We moderate comments. Our goal is to provide substantive commentary for a general readership. By screening submissions, we provide a space where readers can share intelligent and informed commentary that enhances the quality of our news and information.
While most comments will be posted if they are on-topic and not abusive, moderating decisions are subjective. We will make them as carefully and consistently as we can. Because of the volume of reader comments, we cannot review individual moderation decisions with readers.
We value thoughtful comments representing a range of views that make their point quickly and politely. We make an effort to protect discussions from repeated comments either by the same reader or different readers.
We follow the same standards for taste as the daily newspaper. A few things we won't tolerate: personal attacks, obscenity, vulgarity, profanity (including expletives and letters followed by dashes), commercial promotion, impersonations, incoherence, proselytizing and SHOUTING. Don't include URLs to Web sites.
We do not edit comments. They are either approved or deleted. We reserve the right to edit a comment that is quoted or excerpted in an article. In this case, we may fix spelling and punctuation.
We welcome strong opinions and criticism of our work, but we don't want comments to become bogged down with discussions of our policies and we will moderate accordingly.
We appreciate it when readers and people quoted in articles or blog posts point out errors of fact or emphasis and will investigate all assertions. But these suggestions should be sent via e-mail. To avoid distracting other readers, we won't publish comments that suggest a correction. Instead, corrections will be made in a blog post or in an article.
- Rossi: Johnston must reach Malkin in Moscow
- Steelers are in familiar territory going into training camp in Latrobe
- Liriano, Snider lift Pirates to a victory over Dodgers at PNC Park
- School board bans book in haste
- Pirates notebook: Recovering Cole exceeds expectations in simulated game
- New Penguins coach to meet with Malkin
- 1 intruder killed, other shot and wounded in Carrick home invasion
- Interest high for Heinz Field soccer match between top Euro teams

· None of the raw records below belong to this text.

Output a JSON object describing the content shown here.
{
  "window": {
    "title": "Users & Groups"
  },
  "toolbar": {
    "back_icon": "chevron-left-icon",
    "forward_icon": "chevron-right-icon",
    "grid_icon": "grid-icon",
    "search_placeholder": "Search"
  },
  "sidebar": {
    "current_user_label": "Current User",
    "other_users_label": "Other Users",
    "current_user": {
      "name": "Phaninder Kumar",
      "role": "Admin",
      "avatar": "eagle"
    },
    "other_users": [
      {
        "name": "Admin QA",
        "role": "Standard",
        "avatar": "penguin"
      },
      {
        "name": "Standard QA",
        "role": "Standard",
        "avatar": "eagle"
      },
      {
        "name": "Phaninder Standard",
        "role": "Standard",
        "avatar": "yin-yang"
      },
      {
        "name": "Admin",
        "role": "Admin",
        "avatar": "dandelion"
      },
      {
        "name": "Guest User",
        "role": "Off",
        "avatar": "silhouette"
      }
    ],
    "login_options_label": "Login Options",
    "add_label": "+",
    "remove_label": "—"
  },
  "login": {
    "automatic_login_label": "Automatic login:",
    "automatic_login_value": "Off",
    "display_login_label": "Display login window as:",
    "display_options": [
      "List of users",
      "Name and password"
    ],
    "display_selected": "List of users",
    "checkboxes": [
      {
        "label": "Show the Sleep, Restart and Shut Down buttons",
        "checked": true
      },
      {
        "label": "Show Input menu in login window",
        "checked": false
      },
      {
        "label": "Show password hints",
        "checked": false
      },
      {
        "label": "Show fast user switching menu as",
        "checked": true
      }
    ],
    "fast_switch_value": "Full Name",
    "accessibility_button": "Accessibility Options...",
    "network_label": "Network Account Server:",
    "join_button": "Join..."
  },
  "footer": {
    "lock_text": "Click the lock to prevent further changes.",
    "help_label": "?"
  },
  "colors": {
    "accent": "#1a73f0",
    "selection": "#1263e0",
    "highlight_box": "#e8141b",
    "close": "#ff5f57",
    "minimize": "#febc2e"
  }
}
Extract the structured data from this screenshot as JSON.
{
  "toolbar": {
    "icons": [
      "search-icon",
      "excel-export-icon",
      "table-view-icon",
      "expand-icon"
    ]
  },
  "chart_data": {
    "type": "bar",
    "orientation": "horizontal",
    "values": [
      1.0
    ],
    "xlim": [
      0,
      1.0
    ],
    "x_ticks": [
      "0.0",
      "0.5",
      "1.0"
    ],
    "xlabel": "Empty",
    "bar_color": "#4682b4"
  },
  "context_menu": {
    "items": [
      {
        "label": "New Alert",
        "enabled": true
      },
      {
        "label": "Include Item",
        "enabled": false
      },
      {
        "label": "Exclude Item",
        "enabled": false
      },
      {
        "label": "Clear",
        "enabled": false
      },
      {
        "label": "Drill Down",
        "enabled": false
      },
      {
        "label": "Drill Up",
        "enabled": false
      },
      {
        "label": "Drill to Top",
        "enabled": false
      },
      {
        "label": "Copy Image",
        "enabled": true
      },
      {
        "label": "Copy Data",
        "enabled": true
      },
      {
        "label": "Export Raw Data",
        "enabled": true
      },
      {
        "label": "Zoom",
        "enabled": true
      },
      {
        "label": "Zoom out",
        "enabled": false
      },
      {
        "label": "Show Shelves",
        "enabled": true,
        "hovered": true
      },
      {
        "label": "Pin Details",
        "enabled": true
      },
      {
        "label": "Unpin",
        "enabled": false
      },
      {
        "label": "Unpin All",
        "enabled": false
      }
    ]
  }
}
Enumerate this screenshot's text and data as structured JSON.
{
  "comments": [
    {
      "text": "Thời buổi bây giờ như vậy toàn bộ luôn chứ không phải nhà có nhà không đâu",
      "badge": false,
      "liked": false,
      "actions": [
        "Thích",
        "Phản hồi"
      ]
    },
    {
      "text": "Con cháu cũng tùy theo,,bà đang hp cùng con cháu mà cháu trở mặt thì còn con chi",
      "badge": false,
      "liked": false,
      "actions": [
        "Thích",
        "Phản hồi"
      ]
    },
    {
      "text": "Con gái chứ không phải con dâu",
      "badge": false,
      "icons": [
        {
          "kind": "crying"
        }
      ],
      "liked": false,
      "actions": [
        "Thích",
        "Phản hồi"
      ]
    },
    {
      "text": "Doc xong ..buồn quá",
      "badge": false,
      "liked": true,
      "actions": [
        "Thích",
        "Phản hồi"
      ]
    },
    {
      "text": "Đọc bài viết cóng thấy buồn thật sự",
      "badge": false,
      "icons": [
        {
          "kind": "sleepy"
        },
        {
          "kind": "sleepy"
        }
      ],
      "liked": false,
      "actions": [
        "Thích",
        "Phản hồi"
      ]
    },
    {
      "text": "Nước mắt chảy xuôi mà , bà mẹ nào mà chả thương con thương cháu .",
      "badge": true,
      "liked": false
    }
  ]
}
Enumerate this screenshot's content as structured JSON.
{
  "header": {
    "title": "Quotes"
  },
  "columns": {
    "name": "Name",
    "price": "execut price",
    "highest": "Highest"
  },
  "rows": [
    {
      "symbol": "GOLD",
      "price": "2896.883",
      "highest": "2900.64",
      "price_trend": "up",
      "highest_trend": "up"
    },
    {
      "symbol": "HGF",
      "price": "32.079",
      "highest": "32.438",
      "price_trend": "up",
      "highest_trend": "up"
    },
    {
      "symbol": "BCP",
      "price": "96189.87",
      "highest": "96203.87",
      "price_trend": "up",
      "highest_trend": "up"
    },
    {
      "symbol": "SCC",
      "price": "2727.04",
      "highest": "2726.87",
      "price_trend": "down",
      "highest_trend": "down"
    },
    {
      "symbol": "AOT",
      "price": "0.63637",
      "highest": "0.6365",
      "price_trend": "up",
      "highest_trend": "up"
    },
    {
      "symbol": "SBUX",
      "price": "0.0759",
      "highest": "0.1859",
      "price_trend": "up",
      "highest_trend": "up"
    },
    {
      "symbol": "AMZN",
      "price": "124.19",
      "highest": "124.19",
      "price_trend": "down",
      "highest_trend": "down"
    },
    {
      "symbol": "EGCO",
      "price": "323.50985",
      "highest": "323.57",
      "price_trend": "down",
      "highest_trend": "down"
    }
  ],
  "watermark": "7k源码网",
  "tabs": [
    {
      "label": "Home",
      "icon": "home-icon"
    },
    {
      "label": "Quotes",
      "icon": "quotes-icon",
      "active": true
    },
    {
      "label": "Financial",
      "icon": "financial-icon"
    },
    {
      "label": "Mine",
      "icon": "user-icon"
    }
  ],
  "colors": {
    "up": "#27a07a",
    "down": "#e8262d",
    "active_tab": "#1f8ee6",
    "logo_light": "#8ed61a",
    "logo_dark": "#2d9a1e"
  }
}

- Truck drivers taken to hospital after Pa. Turnpike crash in Butler County
- 1,600 StubHub accounts breached, N.Y. official says
- Quaker Valley HOF inductee Perciavalle’s career full of surprising turns